by Francesca Doniselli
I would like to say thank you to Antonio Pepe for being my first reader, suggesting ideas and helping me out with the article.
Corporate social responsibility (CSR) is a highly debated issue as it is becoming increasingly sought after by consumers while still remaining difficult to practice.
One measure of CSR is non-financial reporting. It informs the company’s stakeholders on all the activities which increase social value such as those aimed at stimulating environmental awareness, fighting corruption, promoting diversity management or philanthropy.
There are several problems with such reporting, however. It is difficult to measure and certify things that are not quantitative by their nature. This often leads to greenwashing, i.e. making certain actions seem more socially responsible than what they actually are.
Another issue is whether a common standard for CSR reporting should be adopted. One of the key characteristics of CSR is that it is completely voluntary. Strict regulation will undoubtedly limit this freedom and impose methods of reporting and measurement that might not suit everyone. Moreover, a standardized method of reporting could force companies to adopt similar language on the issues, making them virtually indistinguishable from each other. On the other hand, certain issues such as human rights and the environment have become so important that decision-making on those matters cannot be left entirely in private hands.
A step towards better CSR has been made by the Council of the European Union, which passed a directive on non-financial reporting aimed at large companies with 500 or more employees (approved on 29 September 2014 and came into force on 6 December 2014). The directive obliges such companies to publish an annual report on CSR.
The directive leaves leeway in deciding the method of disclosing information and in the choice of the guidelines to be used. The guidelines can be international, European or local and allow to create reports that are easily readable and comparable. Some examples are the UN Global Compact, ISO 26000, the German Sustainability Code, and the GRI.
We still have a long way to go, though. A new ground for non-financial reporting could be improving the transparency in the relationship between an enterprise and its suppliers. The value chains of businesses have become global and it is not uncommon for companies to outsource production: customers who are interested in the sustainability of goods and services demand responsibility not only from producers but also from their suppliers.
Finally, the emergence of new professional figures such as CSR managers could be helpful as long as they effectively cooperate with the boards of directors.
Implementing non-financial reporting will definitely benefit both businesses and society.
First of all, it guarantees transparency in communication between a company and its stakeholders, making social commitment measurable and comparable.

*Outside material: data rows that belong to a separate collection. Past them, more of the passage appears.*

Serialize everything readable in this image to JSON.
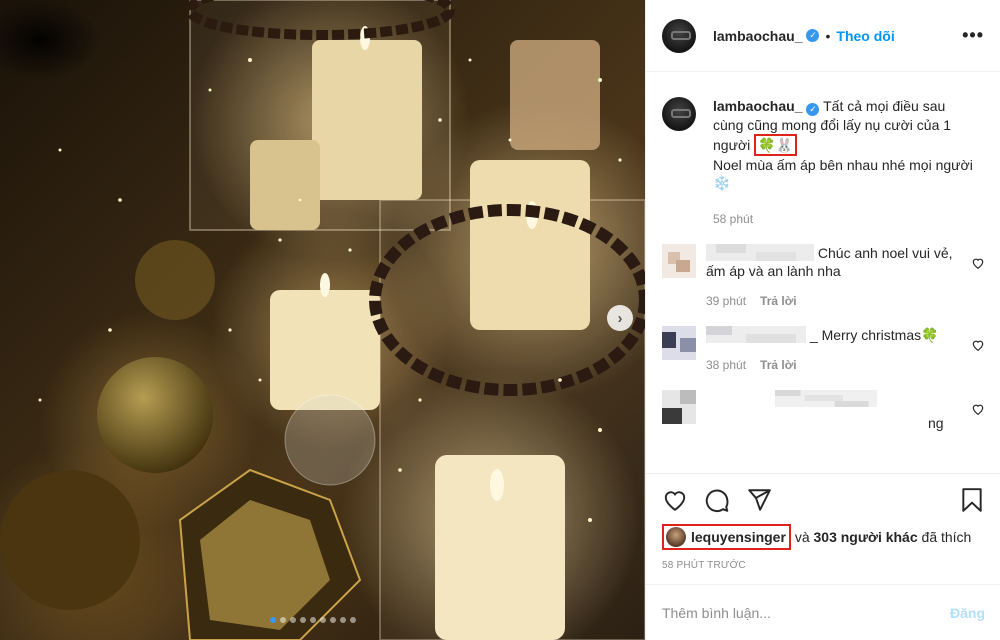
{
  "author": {
    "handle": "lambaochau_",
    "follow_label": "Theo dõi",
    "more_label": "•••"
  },
  "caption": {
    "line1": "Tất cả mọi điều sau cùng cũng mong đổi lấy nụ cười của 1 người",
    "emoji_clover": "🍀",
    "emoji_rabbit": "🐰",
    "line2": "Noel mùa ấm áp bên nhau nhé mọi người",
    "emoji_snow": "❄️",
    "time": "58 phút"
  },
  "comments": [
    {
      "text": "Chúc anh noel vui vẻ, ấm áp và an lành nha",
      "time": "39 phút",
      "reply": "Trả lời"
    },
    {
      "text": "_ Merry christmas",
      "emoji": "🍀",
      "time": "38 phút",
      "reply": "Trả lời"
    },
    {
      "text": "ng"
    }
  ],
  "likes": {
    "user": "lequyensinger",
    "connector": "và",
    "count_text": "303 người khác",
    "suffix": "đã thích"
  },
  "timestamp": "58 PHÚT TRƯỚC",
  "add_comment": {
    "placeholder": "Thêm bình luận...",
    "post_label": "Đăng"
  },
  "carousel": {
    "count": 9,
    "active_index": 0
  },
  "colors": {
    "accent": "#0095f6",
    "highlight_box": "#e0231a",
    "muted": "#8e8e8e"
  },
  "icons": [
    "verified-icon",
    "more-icon",
    "heart-icon",
    "comment-icon",
    "share-icon",
    "save-icon",
    "chevron-right-icon"
  ]
}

This way enterprises would obtain competitive advantage through proper communication of their CSR.
Additionally, it is important to remember that projects related to CSR do have an impact on a company and on society. From an economic point of view, they constitute a form of investment for the enterprise to boost its reputation, gain more customers and improve relations with stakeholders. And from an ethical perspective, companies create positive externalities, benefiting the environment and the well-being of society.
The key elements of CSR are cooperation and communication, both inside companies and between enterprises and their stakeholders. Data and strategies have to become as accessible as possible and customers need to be involved. This is a fundamental condition, whether applied to non-profit entities, private businesses or public bodies.